David Harris-Gershon, a struggling young writer, recently hit on a winning story — his own. The writer, a 31-year-old Jewish day school teacher and father of one (with another on the way), has offered to auction off 20% of his future literary earnings to the highest bidder. The minimum bid has been at the optimistic sum of $100,000. At press time, there had not been any offers.
Harris-Gershon came up with the auction as a possible way to attend a Master of Fine Arts program without plunging his family into debt. Lest anyone mistake the point, the bid site includes pictures of Harris-Gershon writing with a baby on his lap.
Harris-Gershon admits that the auction is more of a publicity stunt than a business proposition. He expects that anybody who agrees to fund him would do so out of a “philanthropic moment of generosity” rather than any serious expectation of profit.
That said, should an investor come forward, Harris-Gershon has an intellectual property lawyer waiting to draw up the contract. Though he said he would not alter his style to make his material more commercial, he also said that he “would feel a great responsibility to be diligent about writing,” should someone invest in him. And should he fail to complete the MFA program, the deal would be off.

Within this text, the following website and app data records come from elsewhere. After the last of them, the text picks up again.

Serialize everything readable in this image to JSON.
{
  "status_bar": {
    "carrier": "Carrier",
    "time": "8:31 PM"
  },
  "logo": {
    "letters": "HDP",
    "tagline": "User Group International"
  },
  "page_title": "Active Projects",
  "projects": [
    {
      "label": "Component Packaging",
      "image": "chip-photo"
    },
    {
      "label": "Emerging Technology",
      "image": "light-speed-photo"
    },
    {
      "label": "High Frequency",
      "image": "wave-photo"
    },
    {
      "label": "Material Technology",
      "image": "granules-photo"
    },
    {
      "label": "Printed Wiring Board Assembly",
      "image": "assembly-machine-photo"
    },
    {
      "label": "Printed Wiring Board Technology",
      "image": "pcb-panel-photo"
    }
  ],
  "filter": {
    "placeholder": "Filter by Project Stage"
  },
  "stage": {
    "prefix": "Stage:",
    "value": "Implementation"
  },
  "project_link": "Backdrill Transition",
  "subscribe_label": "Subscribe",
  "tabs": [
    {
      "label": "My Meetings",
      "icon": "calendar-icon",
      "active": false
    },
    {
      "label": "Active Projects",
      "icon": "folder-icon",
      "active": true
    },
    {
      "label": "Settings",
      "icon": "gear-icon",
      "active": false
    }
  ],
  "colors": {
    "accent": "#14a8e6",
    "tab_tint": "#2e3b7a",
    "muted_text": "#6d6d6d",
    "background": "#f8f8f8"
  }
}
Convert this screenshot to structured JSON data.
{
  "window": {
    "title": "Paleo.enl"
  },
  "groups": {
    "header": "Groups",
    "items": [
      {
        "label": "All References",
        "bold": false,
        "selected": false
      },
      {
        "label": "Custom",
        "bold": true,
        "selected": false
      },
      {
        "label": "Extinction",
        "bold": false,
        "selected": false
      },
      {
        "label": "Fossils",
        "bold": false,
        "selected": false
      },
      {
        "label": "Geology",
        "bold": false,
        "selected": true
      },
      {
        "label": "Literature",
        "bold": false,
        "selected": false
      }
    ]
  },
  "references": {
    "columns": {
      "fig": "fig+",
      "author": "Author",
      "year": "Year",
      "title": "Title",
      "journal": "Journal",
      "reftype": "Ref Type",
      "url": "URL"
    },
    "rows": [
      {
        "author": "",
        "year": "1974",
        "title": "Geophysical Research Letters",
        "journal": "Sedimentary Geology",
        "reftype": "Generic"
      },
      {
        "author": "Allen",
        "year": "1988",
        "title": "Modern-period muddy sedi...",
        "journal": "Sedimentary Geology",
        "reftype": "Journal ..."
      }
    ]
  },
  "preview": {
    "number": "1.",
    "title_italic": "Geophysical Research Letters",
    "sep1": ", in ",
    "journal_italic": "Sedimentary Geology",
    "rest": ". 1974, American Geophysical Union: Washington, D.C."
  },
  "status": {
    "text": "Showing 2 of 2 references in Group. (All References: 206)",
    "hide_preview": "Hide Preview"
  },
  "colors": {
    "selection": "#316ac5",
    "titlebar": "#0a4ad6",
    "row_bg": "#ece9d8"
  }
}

Despite the lack of bids, Harris-Gershon remains hopeful and said that he will not lower the minimum bid. “If I’m going to do it, I want to go all the way.”
— ANTHONY WEISS